# DATASET EXTRACT:
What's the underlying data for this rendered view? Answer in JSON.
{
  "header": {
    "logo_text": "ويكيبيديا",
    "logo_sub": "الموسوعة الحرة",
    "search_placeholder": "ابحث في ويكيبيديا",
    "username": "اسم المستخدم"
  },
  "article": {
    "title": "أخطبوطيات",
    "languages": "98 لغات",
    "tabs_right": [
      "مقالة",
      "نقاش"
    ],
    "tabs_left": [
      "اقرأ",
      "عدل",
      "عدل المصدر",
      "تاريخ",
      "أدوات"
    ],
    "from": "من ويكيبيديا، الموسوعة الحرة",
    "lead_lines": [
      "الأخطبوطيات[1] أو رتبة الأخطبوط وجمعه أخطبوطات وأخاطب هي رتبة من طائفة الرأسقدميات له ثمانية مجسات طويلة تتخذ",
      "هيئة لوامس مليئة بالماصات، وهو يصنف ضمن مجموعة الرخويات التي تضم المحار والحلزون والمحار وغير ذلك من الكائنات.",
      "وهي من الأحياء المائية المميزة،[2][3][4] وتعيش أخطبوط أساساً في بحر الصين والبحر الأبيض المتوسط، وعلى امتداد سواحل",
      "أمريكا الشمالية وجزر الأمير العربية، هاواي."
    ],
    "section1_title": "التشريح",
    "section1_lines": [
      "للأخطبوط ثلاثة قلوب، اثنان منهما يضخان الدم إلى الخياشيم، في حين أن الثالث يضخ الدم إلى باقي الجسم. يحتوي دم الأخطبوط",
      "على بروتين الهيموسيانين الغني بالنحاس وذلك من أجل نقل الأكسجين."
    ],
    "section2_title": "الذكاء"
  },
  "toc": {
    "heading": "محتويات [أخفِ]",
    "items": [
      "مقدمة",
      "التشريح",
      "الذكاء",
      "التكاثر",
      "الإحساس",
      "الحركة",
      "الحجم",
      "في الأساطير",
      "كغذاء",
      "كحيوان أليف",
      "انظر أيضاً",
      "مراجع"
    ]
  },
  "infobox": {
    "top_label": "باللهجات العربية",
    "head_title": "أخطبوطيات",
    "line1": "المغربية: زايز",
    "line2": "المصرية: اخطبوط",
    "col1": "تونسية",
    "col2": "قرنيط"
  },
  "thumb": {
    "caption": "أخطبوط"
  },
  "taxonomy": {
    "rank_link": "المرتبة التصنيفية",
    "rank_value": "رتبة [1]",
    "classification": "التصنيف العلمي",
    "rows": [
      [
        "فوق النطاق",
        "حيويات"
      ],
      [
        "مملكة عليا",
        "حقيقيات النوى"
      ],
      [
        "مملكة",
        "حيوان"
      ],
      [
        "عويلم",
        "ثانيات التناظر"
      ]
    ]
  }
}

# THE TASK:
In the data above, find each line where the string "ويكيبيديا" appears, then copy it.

# SOLUTION:
    "logo_text": "ويكيبيديا",
    "search_placeholder": "ابحث في ويكيبيديا",
    "from": "من ويكيبيديا، الموسوعة الحرة",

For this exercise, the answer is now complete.